Other leading Republicans were slightly more tactful but gestured at similar conclusions. For example, Rep. Jim Jordan, whose tweet Bump highlighted, misleadingly warned the apprehension numbers were “larger than the population of Cleveland, Cincinnati, and Columbus, Ohio combined.” While Jordan avoids using the language of replacement his absurd comparison in this context easily lends itself to that conclusion. Or take Sen. Ted Cruz who draws the replacement theory” conclusion that migration is a Democratic voting scheme writing: “Over 2 MILLION illegal aliens crossed the border last year. President Biden and the Democrats do not care to secure the border because they see future Democratic voters. It’s that cynical. #BidenBorderCrisis. Of note, one of Cruz’s sole contributions to the border debate was a widely mocked photo op last March and we can expect more of those this year, too.

Last week was a vivid reminder that Republicans don’t care about facts or offer solutions. They want to demagogue, frighten and distract and that is a key part of their 2022 agenda.

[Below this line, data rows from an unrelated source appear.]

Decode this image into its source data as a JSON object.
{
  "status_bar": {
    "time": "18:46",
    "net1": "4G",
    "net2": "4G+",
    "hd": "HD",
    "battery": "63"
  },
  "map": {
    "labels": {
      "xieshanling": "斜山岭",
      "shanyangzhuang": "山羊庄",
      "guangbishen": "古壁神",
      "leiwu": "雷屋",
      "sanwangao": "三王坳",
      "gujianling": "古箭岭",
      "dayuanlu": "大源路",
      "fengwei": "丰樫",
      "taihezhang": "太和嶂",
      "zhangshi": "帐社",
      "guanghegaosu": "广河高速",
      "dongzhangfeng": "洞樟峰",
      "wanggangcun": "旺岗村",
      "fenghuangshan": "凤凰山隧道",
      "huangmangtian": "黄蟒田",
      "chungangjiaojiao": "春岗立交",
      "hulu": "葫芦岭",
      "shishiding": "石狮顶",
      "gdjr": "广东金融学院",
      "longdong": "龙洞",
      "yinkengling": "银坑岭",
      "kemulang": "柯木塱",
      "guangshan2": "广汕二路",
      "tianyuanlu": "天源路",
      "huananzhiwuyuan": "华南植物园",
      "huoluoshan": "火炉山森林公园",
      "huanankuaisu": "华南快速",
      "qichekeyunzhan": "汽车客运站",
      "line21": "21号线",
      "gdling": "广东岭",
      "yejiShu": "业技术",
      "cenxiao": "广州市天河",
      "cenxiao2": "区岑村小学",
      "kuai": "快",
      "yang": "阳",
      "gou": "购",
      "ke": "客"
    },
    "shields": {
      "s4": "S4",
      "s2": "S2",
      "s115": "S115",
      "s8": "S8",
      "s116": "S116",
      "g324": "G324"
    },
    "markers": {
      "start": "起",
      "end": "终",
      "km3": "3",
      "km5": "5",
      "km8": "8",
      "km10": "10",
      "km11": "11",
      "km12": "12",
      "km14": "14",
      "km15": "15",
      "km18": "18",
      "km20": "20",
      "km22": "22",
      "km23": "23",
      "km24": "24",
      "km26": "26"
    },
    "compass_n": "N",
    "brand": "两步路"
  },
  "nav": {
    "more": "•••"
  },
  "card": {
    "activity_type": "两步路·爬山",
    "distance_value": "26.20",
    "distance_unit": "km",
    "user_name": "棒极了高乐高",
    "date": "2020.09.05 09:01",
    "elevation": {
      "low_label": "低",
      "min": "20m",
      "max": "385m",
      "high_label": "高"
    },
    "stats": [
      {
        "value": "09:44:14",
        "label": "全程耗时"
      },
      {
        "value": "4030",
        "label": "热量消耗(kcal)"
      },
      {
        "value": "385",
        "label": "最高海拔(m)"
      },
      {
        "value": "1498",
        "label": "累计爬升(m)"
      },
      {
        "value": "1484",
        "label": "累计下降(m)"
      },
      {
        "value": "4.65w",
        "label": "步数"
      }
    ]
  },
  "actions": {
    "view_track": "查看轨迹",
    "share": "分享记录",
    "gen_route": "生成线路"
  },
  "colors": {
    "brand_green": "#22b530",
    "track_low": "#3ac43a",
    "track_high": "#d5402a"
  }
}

Over the next ten months between now and Election Day in November, we should expect more of the same. Republicans will continue to insist on their xenophobic fictions because they’ve got nothing else to offer and are not being challenged on the facts. The news media shouldn’t just accept and regurgitate their rhetoric and, instead, should point out the lies and distortions and overall lack of facts. Political reporters should, at the very least, not mistake the GOP’s xenophobic political narrative as anything close to reality. 

Democrats need to call it out too because even fringe ideas become potent political weapons in Republican campaigns. Some Republicans in key battleground districts and competitive states will try to distance themselves from the racist rhetoric the mainstream of the GOP have adopted on immigrants and immigration. But, when the leaders of the Republican Party, their House and Senate political committees and their superPACS are pushing these ugly messages, they all own it – and Democrats should make sure to call out every Republican that does not forcefully push back.